What the task requires: Say how many lines in the records contain "initials". The reply must consist of the number alone.

##### Stored data #####

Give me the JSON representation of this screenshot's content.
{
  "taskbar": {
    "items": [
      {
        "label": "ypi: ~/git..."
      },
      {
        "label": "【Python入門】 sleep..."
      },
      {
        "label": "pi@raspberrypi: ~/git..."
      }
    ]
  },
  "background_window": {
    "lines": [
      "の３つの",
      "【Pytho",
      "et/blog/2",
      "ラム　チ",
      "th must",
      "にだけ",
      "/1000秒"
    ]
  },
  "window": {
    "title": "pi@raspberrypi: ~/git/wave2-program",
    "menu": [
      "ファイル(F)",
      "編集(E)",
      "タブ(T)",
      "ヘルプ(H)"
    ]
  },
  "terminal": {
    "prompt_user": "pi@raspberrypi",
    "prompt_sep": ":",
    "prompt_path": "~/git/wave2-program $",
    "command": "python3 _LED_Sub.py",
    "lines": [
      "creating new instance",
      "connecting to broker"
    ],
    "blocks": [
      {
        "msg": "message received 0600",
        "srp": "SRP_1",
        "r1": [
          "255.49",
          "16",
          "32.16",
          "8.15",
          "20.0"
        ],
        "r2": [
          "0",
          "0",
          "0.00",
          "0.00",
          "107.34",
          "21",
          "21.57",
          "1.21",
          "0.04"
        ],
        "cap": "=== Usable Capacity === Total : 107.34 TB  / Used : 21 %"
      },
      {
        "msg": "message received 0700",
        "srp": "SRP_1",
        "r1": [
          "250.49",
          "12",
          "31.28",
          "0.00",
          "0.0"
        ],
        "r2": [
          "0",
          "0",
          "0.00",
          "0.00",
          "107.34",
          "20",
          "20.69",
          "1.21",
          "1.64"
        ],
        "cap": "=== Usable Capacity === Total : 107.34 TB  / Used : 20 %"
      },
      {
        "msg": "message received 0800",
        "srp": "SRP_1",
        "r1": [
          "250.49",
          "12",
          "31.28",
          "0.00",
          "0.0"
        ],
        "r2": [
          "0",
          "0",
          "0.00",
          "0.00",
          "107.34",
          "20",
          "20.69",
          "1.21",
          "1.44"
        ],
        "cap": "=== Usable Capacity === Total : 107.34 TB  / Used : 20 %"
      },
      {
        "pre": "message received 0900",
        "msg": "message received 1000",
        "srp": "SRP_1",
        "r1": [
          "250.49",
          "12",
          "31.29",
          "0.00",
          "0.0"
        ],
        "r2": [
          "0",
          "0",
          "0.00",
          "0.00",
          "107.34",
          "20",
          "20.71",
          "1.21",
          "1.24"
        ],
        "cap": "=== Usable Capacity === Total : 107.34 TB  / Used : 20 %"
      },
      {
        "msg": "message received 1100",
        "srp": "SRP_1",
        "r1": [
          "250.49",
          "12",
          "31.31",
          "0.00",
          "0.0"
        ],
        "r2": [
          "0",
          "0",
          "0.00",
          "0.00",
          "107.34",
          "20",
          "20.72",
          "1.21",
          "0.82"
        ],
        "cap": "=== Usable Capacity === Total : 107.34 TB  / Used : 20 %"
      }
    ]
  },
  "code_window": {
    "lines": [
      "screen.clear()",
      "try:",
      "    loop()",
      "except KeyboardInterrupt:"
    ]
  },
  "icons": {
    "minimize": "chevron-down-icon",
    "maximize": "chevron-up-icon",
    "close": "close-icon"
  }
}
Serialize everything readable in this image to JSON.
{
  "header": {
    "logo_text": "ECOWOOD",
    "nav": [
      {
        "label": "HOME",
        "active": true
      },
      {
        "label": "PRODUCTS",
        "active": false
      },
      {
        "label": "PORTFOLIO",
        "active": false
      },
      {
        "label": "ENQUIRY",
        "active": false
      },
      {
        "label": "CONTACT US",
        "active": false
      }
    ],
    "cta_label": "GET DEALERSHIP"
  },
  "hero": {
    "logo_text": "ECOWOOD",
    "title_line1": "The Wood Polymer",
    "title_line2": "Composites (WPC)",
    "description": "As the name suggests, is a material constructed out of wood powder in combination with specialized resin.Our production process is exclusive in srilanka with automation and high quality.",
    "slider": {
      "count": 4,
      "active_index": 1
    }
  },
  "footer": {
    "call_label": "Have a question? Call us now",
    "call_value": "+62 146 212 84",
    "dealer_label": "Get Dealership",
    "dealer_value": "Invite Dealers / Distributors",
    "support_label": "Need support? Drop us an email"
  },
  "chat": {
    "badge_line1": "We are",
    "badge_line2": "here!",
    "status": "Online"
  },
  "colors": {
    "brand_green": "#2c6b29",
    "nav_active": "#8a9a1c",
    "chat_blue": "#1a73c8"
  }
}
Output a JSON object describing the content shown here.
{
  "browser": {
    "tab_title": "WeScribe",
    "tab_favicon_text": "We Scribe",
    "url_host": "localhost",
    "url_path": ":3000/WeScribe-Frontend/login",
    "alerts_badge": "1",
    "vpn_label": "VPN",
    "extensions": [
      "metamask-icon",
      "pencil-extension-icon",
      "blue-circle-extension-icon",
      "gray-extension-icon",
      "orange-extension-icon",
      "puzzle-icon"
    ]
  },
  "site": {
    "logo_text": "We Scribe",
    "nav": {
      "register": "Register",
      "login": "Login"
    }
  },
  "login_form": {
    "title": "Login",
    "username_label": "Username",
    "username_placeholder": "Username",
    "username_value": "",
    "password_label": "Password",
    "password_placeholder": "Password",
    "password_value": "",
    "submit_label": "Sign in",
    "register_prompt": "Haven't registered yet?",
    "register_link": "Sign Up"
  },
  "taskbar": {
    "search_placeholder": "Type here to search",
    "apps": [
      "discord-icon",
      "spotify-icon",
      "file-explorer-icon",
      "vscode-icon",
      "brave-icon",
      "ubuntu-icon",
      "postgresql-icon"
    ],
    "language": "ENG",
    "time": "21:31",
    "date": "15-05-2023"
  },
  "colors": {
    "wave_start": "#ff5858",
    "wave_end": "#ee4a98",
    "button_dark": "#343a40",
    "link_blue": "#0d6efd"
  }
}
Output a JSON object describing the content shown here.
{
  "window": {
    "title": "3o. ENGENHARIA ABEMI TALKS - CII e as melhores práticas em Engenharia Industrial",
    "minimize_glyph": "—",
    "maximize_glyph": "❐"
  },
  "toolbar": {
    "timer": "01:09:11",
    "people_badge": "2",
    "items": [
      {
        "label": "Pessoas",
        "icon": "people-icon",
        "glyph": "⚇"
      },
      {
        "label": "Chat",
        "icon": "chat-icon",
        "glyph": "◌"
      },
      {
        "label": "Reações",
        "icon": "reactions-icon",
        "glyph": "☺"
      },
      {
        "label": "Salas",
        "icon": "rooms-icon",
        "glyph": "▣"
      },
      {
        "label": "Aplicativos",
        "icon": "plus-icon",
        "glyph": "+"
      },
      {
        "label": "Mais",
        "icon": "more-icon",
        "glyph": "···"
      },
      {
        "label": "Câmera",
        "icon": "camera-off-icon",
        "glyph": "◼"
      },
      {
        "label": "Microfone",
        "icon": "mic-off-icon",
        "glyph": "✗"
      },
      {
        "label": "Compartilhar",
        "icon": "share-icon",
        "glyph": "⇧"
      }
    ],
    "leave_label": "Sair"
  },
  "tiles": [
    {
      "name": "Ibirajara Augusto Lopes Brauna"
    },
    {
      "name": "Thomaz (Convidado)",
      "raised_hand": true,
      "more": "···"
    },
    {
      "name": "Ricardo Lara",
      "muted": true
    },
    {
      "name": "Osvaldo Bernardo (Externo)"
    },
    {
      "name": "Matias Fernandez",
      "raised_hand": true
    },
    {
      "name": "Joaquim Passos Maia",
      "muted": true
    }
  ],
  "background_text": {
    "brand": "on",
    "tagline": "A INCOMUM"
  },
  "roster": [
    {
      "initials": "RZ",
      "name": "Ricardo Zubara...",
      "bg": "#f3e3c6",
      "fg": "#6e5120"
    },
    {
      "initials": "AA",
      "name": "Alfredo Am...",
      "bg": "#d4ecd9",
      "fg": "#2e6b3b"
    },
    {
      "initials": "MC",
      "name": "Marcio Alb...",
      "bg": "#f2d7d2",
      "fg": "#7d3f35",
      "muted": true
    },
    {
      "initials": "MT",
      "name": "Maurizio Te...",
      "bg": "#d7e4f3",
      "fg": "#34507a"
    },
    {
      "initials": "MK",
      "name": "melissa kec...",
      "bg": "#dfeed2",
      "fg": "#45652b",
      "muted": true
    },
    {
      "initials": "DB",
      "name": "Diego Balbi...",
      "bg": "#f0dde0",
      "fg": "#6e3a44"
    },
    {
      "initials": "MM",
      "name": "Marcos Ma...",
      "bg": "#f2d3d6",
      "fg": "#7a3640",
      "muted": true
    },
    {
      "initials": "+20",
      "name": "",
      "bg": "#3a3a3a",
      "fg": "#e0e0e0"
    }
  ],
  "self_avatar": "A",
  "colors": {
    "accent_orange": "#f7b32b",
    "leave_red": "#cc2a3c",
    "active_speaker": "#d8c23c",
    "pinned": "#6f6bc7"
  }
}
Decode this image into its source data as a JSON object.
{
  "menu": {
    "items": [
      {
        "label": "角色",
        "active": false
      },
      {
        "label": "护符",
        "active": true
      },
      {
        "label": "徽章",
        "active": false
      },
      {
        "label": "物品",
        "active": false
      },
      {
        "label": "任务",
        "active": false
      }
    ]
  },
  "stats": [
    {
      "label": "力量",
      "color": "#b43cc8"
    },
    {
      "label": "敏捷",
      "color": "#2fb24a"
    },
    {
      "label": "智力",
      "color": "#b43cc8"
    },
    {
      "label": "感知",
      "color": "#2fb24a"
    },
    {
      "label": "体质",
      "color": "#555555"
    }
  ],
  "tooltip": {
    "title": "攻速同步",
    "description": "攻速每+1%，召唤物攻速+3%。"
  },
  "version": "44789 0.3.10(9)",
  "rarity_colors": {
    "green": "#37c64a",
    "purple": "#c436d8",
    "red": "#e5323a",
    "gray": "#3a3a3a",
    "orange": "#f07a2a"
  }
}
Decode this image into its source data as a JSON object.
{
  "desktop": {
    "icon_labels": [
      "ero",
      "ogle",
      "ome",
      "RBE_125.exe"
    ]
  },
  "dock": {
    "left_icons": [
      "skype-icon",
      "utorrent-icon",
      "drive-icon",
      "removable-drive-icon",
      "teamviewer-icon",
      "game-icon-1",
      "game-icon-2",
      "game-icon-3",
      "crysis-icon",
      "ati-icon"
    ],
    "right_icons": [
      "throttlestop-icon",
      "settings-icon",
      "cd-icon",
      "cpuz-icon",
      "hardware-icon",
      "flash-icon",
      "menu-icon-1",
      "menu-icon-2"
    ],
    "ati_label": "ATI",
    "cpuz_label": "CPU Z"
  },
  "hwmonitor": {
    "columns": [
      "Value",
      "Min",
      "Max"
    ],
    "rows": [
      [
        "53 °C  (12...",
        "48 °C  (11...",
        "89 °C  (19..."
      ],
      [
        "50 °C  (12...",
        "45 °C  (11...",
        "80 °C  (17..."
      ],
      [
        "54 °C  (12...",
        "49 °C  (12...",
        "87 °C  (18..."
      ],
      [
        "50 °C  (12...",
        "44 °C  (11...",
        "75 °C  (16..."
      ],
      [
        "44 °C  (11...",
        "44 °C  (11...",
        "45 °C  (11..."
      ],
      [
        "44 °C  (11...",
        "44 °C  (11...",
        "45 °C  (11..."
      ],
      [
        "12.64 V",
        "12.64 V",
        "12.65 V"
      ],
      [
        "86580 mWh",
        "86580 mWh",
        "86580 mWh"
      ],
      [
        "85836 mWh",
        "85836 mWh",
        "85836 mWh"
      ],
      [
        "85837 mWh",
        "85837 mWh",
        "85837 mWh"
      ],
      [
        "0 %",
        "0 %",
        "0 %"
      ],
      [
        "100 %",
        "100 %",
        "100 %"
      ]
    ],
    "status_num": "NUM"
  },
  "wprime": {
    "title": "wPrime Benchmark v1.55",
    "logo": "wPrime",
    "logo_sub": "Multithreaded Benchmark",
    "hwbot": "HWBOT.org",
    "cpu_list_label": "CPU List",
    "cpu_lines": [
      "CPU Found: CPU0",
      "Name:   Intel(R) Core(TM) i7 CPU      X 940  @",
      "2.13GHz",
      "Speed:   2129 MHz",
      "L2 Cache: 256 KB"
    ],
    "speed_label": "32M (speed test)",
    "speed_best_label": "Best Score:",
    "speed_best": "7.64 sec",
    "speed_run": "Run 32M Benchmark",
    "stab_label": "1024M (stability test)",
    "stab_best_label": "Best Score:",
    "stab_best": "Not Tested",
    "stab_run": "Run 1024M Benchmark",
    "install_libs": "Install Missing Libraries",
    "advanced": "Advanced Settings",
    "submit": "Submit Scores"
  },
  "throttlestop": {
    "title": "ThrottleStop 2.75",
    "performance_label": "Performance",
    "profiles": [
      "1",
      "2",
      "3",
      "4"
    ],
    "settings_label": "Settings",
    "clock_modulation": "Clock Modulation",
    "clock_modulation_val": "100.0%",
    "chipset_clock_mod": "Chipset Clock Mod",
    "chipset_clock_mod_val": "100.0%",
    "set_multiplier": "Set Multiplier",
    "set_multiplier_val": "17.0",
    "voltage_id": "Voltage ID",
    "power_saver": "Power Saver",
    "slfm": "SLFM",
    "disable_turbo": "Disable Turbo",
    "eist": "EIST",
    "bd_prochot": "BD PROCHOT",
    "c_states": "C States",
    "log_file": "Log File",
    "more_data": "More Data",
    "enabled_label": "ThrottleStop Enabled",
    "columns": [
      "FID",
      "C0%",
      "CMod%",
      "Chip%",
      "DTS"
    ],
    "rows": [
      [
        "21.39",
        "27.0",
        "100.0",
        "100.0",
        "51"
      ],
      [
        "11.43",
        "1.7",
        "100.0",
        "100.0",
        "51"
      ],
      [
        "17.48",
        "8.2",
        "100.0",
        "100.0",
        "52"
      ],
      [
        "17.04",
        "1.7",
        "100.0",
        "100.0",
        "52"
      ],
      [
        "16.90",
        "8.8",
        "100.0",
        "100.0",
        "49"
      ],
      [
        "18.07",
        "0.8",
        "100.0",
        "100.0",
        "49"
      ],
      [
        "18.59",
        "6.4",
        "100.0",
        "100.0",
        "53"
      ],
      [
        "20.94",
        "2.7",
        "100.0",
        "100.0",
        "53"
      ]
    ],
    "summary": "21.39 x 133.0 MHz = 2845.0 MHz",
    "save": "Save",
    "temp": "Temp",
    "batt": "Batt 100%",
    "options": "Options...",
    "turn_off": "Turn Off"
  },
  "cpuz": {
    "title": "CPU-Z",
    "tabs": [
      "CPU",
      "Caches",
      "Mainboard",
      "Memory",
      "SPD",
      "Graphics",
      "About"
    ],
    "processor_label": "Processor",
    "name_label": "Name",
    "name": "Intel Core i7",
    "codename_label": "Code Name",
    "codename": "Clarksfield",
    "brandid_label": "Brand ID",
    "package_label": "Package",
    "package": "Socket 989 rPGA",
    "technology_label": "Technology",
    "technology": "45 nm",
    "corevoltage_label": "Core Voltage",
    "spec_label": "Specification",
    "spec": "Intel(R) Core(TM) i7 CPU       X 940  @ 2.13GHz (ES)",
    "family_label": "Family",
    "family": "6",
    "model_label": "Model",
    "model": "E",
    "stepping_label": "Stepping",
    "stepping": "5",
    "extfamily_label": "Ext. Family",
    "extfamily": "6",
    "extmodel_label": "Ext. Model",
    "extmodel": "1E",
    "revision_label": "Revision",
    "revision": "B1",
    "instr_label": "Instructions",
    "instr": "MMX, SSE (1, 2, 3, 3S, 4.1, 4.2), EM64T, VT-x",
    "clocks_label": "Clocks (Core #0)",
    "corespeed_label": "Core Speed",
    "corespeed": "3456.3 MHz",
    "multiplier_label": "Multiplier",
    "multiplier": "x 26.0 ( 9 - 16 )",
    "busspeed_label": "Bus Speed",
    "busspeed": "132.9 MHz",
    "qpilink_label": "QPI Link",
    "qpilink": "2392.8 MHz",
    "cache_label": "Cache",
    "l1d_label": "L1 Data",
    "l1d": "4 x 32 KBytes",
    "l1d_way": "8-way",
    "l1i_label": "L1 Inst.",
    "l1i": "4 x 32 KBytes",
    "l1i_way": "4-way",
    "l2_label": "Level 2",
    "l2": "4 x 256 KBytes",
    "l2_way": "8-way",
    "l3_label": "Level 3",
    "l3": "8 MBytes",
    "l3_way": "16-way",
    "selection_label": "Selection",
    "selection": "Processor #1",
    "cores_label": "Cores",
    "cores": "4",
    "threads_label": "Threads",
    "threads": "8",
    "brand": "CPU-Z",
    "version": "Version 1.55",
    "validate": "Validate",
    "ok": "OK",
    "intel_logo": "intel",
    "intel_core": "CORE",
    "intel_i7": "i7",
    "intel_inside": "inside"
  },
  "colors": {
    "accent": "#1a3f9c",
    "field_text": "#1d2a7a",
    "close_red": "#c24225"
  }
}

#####

Task result: 8